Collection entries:
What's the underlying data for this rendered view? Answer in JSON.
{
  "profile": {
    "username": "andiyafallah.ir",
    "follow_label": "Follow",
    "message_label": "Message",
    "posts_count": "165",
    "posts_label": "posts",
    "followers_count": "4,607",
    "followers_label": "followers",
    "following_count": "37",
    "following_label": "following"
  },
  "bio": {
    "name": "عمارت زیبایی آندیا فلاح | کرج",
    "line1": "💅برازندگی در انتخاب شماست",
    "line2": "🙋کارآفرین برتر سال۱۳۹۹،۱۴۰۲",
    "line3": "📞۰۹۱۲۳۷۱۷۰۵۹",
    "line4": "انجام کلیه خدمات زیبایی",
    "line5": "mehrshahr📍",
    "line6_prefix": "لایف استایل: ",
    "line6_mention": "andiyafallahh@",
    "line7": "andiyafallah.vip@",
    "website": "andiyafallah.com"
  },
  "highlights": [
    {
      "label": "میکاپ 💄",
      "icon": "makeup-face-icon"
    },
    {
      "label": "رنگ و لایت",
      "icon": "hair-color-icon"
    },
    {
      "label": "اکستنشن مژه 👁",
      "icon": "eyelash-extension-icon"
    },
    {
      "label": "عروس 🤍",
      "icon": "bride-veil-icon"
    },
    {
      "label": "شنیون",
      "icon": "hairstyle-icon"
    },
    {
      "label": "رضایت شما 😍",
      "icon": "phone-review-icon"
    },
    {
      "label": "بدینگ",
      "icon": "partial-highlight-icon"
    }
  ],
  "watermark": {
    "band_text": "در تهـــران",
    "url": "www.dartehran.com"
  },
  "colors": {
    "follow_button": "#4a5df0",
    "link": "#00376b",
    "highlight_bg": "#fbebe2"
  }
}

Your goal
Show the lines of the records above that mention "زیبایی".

Task solution
    "name": "عمارت زیبایی آندیا فلاح | کرج",
    "line4": "انجام کلیه خدمات زیبایی",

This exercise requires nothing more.